A few solitary markers, like "R" on 4325.9 and 5465.9 kHz, operate exactly like the cluster beacons, sending only their single-letter identifier and nothing else.

Most of the solitaries, most notably "P" on various MF and HF frequencies, in addition to their single-letter identifier, send brief messages using high-speed CW or in an FSK digital mode. There is no evidence that the cluster marker "P" and the solitary marker "P" are directly related.

It was reported in Numbers and Oddities, issue 142, that a marker “C” transmitting on 8000 kHz also sent messages using it international call sign RIW, which is allocated to a Russian naval communication station in Khiva, Uzbekistan. 

There are also a few oddities transmitting signals with poor modulation and irregular timing, like the "V" marker listed below. The "P" marker transmissions also carry Russian Navy flash priority Morse code messages with the call signs RPM and RD.

Here is a known list of the solitaries recently reported to the UDXF forum.

R  Izhevsk (Ustinov), Russia  4325.9  5465.9

V  Khiva, Uzbekistan  3658.0  5141.0  5342.0 (irregular)  6430.7 (irregular)  6809.0  7027.5  8103.5  10202.0

P  Kaliningrad, Russia  420.0  583.0 (MW in December 2007)  3167.0  3291.0  3327.0  3699.5  3837.0  4031.0  4043.0  4079.0

C  RIW Khiva, Uzbekistan  8000.0

Who or what are these stations?

According to ENIGMA, these SLHFM stations are used by the Russian navy (especially its submarine branch) to find the most suitable radiofrequency for contact based on current radio propagation conditions.

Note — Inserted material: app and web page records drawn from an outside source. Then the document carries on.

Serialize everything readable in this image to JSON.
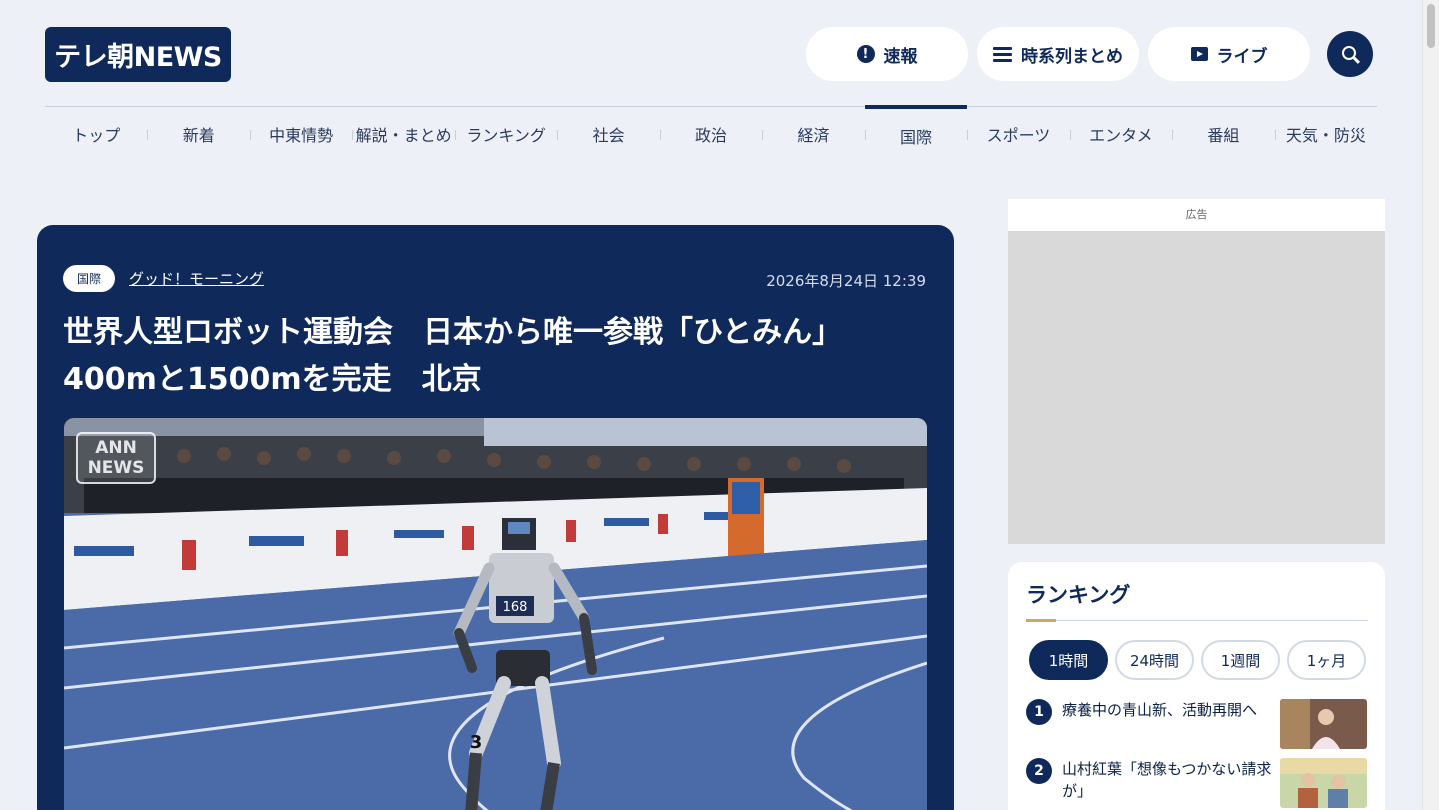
{
  "header": {
    "logo": "テレ朝NEWS",
    "buttons": {
      "alert": "速報",
      "timeline": "時系列まとめ",
      "live": "ライブ"
    }
  },
  "nav": [
    "トップ",
    "新着",
    "中東情勢",
    "解説・まとめ",
    "ランキング",
    "社会",
    "政治",
    "経済",
    "国際",
    "スポーツ",
    "エンタメ",
    "番組",
    "天気・防災"
  ],
  "nav_active": "国際",
  "article": {
    "tag": "国際",
    "program": "グッド！モーニング",
    "date": "2026年8月24日 12:39",
    "title_line1": "世界人型ロボット運動会　日本から唯一参戦「ひとみん」",
    "title_line2": "400mと1500mを完走　北京",
    "photo_logo_top": "ANN",
    "photo_logo_bottom": "NEWS",
    "bib_number": "168",
    "leg_number": "3"
  },
  "sidebar": {
    "ad_label": "広告",
    "ranking": {
      "title": "ランキング",
      "tabs": [
        "1時間",
        "24時間",
        "1週間",
        "1ヶ月"
      ],
      "active_tab": "1時間",
      "items": [
        {
          "rank": "1",
          "text": "療養中の青山新、活動再開へ"
        },
        {
          "rank": "2",
          "text": "山村紅葉「想像もつかない請求が」"
        }
      ]
    }
  },
  "colors": {
    "brand": "#0f2a5a",
    "background": "#edf0f6",
    "track": "#4b6aa8"
  }
}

The purpose of the letter beacons is not yet known with any certainty. Like their Russian Army counterparts, their many theories, but none is based on any documentary evidence. They have been postulated to be radio propagation beacons, channel markers, or beacons used in tracking satellites, or for civil defense purposes. Some stations of this family of stations, in particular the "U" beacon, have been implicated in deliberate jamming.